** Given data follows **

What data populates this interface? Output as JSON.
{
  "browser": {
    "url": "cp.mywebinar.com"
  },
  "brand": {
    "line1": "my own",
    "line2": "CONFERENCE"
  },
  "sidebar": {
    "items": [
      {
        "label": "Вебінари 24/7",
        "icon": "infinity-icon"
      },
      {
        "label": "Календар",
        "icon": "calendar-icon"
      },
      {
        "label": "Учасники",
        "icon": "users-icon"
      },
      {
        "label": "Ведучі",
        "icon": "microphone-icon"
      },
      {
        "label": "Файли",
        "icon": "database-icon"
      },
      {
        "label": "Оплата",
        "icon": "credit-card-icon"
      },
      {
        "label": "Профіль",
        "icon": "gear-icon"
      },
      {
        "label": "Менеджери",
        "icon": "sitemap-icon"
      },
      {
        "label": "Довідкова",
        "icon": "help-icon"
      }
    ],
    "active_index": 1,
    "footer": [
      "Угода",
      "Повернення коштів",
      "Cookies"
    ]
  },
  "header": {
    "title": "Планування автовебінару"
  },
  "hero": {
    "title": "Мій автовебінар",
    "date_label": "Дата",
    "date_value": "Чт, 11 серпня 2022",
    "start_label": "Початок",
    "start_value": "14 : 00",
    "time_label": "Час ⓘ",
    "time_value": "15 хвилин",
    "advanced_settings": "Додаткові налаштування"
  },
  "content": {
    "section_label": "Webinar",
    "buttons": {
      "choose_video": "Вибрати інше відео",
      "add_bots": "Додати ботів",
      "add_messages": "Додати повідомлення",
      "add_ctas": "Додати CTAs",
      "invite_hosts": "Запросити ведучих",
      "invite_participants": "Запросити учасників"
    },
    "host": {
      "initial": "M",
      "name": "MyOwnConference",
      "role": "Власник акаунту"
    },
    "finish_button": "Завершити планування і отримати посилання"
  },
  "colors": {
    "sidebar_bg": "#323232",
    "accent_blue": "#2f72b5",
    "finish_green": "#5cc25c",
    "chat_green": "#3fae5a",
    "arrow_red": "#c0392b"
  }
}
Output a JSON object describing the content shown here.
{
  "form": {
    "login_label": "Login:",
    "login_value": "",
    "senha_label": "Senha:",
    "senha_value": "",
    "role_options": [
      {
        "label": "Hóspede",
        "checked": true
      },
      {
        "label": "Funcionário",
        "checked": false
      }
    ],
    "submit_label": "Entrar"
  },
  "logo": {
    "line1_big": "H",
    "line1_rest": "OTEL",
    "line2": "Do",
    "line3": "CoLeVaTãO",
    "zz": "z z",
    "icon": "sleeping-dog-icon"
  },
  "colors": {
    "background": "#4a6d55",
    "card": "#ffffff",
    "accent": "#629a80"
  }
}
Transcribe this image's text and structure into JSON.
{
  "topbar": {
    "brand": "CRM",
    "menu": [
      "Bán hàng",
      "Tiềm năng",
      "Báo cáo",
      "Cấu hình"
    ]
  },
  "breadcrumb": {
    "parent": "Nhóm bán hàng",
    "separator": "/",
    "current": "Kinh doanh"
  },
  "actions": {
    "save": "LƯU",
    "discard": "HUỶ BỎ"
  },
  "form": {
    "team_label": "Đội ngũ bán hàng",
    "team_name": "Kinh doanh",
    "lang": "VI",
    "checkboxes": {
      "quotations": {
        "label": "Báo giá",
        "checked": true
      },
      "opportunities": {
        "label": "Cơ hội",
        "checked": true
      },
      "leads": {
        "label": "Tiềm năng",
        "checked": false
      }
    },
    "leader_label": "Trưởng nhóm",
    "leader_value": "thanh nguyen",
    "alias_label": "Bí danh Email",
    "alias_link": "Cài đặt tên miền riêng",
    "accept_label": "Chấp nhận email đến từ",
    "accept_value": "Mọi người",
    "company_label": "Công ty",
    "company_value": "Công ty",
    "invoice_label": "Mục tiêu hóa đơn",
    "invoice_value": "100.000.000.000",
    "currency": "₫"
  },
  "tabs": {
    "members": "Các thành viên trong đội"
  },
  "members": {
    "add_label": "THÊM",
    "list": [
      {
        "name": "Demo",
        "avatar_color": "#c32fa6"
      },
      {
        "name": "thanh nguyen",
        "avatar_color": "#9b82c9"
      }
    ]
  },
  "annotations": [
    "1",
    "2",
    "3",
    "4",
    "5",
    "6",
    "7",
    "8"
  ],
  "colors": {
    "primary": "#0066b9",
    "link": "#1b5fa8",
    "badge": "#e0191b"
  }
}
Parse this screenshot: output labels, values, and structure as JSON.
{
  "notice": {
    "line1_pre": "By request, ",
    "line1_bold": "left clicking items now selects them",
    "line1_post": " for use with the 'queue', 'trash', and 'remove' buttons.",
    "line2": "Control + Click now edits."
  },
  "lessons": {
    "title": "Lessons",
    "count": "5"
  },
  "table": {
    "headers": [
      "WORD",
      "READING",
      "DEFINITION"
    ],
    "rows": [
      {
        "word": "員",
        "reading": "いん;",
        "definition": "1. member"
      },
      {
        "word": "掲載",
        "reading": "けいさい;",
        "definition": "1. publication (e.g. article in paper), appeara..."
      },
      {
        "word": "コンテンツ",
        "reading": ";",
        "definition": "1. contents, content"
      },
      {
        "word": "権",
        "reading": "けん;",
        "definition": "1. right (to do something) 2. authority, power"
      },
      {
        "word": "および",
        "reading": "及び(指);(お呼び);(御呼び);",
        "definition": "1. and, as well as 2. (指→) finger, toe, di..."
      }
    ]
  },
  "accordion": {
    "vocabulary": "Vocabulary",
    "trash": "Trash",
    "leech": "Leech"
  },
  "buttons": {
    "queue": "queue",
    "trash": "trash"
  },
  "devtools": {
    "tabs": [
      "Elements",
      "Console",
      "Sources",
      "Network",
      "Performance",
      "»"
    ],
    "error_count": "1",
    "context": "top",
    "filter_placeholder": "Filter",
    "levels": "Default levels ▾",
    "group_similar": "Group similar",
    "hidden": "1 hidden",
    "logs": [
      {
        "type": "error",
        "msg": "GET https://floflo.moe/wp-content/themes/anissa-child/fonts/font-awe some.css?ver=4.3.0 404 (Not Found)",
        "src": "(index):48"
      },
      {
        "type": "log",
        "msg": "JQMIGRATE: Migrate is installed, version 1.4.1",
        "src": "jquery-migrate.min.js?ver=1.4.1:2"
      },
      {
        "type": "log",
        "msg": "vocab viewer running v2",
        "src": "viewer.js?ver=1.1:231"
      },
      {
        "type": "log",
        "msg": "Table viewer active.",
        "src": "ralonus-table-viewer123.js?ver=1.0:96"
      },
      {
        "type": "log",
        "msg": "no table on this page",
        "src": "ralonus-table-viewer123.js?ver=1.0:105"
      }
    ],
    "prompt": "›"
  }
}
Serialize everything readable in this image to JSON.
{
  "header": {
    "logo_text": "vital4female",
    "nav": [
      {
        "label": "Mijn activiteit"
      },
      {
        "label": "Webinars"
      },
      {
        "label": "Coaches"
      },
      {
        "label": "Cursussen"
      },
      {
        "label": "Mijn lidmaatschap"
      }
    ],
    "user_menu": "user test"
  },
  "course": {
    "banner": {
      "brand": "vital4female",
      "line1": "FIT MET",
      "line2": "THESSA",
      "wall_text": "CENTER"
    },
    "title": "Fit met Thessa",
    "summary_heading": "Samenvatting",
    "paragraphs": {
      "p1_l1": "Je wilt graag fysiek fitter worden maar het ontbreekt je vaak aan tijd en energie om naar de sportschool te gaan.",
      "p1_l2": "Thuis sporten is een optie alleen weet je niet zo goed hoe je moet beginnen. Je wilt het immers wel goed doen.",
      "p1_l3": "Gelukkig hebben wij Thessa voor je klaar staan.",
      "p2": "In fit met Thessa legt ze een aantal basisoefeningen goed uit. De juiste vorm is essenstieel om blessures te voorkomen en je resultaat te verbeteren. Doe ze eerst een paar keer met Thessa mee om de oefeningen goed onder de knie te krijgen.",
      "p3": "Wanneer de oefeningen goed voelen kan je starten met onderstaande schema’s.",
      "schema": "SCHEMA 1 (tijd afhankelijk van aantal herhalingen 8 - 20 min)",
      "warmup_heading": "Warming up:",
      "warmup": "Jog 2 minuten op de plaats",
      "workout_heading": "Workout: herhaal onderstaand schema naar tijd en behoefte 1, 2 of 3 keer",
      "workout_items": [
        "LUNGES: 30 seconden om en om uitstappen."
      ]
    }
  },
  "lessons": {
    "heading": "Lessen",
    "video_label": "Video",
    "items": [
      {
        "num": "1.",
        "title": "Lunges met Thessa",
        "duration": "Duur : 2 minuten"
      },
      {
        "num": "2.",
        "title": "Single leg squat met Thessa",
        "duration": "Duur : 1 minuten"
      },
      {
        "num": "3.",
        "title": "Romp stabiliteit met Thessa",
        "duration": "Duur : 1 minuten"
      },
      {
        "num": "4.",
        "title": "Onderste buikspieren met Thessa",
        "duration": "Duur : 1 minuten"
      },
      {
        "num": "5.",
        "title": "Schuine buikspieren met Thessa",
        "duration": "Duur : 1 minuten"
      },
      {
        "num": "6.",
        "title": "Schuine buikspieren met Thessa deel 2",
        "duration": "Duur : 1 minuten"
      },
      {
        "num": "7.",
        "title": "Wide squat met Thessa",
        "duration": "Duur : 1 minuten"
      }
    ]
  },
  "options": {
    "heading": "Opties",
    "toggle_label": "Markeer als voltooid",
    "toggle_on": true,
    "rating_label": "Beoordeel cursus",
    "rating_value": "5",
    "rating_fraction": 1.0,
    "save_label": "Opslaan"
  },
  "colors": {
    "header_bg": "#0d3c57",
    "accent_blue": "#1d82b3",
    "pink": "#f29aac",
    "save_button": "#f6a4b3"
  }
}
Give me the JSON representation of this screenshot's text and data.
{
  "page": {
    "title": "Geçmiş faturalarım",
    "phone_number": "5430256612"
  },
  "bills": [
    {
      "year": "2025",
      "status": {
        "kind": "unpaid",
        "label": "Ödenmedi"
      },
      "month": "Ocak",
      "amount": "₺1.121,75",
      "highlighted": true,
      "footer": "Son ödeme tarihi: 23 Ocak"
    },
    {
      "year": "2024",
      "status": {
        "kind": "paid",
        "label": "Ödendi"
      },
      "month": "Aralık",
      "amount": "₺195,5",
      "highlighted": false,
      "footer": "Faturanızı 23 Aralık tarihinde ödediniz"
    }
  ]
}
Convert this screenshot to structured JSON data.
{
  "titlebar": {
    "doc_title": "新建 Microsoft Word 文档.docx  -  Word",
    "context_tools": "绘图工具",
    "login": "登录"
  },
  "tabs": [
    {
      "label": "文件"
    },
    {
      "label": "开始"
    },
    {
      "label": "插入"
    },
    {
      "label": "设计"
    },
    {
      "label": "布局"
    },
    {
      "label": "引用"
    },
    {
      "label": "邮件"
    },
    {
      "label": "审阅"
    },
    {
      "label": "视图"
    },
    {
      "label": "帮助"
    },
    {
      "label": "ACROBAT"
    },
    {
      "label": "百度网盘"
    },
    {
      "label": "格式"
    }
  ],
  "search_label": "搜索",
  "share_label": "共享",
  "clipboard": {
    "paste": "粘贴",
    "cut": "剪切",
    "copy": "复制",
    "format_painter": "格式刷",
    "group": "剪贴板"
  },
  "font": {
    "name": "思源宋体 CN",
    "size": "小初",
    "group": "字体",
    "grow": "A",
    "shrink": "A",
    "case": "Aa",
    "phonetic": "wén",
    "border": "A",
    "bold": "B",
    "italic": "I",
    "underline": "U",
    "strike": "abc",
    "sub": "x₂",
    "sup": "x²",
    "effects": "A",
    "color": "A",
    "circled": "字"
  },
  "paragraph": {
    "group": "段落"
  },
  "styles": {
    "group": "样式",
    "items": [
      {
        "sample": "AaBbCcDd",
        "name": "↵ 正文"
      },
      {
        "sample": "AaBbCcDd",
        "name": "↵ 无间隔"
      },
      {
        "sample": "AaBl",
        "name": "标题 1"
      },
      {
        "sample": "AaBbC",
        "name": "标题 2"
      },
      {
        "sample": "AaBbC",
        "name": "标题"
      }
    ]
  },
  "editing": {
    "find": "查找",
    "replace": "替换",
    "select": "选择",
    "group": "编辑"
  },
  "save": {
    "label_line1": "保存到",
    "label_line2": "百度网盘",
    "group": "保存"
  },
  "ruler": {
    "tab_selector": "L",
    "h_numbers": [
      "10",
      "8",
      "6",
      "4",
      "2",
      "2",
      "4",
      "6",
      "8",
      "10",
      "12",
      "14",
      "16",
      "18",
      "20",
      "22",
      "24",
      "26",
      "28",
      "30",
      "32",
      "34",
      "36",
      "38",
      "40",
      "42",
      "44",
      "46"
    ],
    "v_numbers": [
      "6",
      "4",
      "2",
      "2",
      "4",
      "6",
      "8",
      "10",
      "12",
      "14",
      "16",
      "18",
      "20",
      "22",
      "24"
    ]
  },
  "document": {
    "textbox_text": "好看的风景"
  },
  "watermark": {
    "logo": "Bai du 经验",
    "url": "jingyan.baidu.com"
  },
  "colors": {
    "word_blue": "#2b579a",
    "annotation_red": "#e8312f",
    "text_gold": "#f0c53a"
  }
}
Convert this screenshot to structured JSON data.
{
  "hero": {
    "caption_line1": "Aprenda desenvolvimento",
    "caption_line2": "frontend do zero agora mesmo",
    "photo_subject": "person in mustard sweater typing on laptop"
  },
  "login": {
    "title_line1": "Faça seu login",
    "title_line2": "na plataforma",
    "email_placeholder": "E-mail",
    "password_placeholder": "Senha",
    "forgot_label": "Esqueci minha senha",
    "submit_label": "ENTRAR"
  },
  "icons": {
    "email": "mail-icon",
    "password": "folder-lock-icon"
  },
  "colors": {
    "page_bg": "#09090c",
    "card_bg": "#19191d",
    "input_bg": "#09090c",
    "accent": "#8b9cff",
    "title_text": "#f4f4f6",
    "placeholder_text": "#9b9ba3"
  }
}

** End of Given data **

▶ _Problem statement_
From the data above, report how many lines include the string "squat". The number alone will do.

▶ _Solved exercise_
2